Friday, 27 February 2009

Forgotten Book - Death and Transfiguration

One of the reasons that Patti Abbott’s series of Forgotten Books appeals to me is that it offers a chance not only to come up with ‘hidden gems’ of the genre, but also, quite often, with authors who have slipped off the radar but who do not deserve such a fate.

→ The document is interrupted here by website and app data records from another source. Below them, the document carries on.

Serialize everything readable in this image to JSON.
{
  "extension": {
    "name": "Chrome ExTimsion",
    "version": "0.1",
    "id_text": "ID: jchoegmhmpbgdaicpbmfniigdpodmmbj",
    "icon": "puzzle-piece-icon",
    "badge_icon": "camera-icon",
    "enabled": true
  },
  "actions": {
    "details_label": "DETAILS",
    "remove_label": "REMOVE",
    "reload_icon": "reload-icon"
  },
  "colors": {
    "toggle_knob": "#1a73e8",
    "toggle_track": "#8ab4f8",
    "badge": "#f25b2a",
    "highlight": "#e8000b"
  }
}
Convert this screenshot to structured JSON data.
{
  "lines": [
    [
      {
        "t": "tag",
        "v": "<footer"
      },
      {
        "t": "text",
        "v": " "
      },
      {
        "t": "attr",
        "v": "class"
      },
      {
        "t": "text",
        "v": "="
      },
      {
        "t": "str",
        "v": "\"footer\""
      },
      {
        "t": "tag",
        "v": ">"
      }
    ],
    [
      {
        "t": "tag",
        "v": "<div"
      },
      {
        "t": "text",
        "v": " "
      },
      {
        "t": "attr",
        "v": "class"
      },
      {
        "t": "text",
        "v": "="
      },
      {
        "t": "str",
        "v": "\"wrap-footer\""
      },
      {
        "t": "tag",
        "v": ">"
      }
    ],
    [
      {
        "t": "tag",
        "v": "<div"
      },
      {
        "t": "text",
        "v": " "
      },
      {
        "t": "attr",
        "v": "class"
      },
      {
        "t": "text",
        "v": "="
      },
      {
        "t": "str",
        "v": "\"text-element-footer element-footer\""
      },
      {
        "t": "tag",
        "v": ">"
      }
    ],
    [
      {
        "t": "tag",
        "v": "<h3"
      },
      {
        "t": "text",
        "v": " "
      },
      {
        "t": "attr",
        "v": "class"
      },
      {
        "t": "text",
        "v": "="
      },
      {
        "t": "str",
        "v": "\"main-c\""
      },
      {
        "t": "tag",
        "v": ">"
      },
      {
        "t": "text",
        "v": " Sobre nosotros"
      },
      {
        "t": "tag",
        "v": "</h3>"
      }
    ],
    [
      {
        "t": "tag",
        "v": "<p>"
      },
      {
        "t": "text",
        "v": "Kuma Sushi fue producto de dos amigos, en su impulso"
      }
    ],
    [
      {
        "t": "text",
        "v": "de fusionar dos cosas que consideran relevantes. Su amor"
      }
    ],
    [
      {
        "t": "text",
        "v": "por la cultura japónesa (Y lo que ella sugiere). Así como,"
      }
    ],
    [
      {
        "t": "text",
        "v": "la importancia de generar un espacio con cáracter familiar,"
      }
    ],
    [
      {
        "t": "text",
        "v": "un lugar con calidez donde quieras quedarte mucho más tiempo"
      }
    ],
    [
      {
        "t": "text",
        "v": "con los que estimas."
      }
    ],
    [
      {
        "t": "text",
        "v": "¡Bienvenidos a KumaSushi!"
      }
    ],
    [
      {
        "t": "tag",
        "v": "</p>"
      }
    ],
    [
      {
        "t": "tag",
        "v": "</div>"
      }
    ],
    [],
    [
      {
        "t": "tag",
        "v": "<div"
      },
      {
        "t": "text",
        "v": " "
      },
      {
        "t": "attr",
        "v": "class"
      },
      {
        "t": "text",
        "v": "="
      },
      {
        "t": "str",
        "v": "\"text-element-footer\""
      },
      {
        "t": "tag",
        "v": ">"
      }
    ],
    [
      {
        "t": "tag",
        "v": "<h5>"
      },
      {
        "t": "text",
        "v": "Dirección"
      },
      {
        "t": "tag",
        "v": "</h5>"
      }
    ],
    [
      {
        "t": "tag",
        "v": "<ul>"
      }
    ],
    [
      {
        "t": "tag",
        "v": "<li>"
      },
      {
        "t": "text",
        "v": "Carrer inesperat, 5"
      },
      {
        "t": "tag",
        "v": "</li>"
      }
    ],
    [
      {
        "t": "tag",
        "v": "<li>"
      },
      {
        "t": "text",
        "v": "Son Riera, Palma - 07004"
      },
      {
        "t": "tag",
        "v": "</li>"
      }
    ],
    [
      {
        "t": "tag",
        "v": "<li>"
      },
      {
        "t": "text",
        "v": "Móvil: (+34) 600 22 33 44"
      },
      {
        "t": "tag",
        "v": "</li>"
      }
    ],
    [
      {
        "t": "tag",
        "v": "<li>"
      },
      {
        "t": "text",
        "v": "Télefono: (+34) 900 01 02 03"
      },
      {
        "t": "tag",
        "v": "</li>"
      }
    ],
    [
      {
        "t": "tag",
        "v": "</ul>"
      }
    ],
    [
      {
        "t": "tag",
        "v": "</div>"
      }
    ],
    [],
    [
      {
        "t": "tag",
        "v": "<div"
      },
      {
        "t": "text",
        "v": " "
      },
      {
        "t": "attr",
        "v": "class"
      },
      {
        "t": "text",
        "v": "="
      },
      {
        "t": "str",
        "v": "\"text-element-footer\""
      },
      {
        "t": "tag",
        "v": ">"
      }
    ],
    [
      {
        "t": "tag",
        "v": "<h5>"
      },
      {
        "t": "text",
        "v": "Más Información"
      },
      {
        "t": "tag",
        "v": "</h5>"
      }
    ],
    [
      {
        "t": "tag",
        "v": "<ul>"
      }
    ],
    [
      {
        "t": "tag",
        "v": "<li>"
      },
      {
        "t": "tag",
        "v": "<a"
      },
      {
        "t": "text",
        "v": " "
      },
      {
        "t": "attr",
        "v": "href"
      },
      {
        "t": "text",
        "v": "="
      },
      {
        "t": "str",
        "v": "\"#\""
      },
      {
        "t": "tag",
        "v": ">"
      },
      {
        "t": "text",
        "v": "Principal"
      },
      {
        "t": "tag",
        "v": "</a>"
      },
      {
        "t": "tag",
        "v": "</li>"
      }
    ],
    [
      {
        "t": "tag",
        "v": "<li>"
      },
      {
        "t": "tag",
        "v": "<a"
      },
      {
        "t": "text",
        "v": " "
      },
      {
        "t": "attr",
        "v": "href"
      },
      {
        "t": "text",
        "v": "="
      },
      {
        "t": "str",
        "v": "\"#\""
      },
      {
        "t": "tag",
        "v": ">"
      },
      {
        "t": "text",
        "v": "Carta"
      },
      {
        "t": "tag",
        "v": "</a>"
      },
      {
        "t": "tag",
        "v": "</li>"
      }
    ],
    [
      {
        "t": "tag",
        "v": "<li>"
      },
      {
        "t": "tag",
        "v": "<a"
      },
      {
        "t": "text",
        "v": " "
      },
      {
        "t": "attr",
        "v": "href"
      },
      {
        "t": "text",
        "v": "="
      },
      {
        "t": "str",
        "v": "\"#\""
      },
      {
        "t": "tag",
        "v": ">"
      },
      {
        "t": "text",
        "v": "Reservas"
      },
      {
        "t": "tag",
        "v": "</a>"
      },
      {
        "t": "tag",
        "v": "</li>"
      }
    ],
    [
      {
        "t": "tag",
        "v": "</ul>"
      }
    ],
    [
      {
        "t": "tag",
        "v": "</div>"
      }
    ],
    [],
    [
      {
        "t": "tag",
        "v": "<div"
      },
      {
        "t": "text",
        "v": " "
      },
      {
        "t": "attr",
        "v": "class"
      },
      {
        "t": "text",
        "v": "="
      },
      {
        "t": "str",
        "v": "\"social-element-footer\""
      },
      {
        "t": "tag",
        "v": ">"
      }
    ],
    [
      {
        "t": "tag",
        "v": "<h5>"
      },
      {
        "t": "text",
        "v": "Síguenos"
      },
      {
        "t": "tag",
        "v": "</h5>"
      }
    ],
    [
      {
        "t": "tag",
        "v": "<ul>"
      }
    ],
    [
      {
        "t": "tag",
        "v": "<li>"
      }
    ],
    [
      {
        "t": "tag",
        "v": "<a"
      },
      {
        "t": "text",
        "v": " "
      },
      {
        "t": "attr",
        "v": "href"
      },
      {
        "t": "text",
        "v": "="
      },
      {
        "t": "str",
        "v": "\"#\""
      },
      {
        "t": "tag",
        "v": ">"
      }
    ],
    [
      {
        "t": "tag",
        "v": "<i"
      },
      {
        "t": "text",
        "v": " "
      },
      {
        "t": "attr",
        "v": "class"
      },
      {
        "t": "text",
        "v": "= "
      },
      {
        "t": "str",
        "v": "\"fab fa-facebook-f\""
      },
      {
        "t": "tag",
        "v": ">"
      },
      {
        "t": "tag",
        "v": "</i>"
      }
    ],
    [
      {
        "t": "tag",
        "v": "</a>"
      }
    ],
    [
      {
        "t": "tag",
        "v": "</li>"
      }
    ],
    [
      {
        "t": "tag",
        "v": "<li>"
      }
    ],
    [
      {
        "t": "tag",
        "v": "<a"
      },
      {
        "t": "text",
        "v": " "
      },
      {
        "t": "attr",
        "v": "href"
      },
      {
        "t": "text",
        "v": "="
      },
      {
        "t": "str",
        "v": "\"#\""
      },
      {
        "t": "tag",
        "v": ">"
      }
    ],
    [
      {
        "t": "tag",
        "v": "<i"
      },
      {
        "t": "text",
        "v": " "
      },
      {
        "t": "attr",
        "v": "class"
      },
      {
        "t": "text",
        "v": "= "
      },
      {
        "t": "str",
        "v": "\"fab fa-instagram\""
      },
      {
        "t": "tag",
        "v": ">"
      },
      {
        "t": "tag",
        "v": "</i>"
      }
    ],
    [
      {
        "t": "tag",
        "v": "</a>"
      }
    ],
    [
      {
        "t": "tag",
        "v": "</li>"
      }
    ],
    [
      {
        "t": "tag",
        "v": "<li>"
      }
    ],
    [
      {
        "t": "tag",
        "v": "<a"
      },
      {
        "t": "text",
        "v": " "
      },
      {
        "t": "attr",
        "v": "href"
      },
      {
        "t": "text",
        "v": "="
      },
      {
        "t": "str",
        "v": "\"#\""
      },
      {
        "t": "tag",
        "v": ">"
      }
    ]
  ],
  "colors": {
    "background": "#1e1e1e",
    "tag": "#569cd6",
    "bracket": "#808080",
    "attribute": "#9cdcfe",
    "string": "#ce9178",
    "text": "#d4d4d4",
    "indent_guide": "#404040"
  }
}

In that list, I’d include Stephen Murray, creator of DCI Alec Stainton, and author of, by my count, seven crime novels, of which the last to be published was Death and Transfiguration, which appeared in 1994. I’d hazard a guess that most readers of this blog are not familiar with Murray’s name, but when I started out in crime writing, he was already becoming established as one of the youngest and most promising writers whose work came out under the legendary imprint of Collins Crime Club. He is much the same age as me, but struck me as likely to be more of a high flier, and he’d taken the courageous step of giving up his day job as a surveyor to write full-time. I was never brave enough to do the same and give up the law, but I got to know Stephen and his family (the Muirray surname was a pseudonym), and we met quite often at events organised by the northern chapter of the Crime Writers’ Association.

All the Murray books are solid, literate, readable mysteries, and Stainton is a likeable fellow, if not someone to set the pulse racing too fast. Death and Transfiguration was, I felt at the time, Murray’s best book, not least because DS Liz Pink played a prominent role, and she was a character of great potential.

In this book, a philanderer called Crossland goes missing, having abandoned his car on Stainton’s turf. Meanwhile, a serial killer called the Carver is wreaking havoc. Suspicions grow that Crossland and the Carver are one and the same.

Regrettably, this was the last crime novel that Stephen Murray had published. The Crime Club imprint disappeared, and he seems to have found it difficult to stay in the game. I included a very good short story he wrote, ‘Landfall’, in a CWA anthology called Crime on the Move, in the hope this would attract publishers to his writing, but so far it doesn’t seem to have happened.

A pity. He is a good writer, and his books, in particular Death and Transfiguration, should not be forgotten. Fifteen years ago, he kindly inscribed my copy of the book ‘To another rising star’. I still hope that Stephen’s star will rise again in the crime firmament.


David Cranmer said...

Thanks for bringing Stephen Murray to our attention. The list of writers who slip into obscurity is staggering and sad. DEATH AND TRANSFIGURATION sounds like a great read.

pattinase (abbott) said...

I'll have to check and see if this series is available here. Some just never get across the water.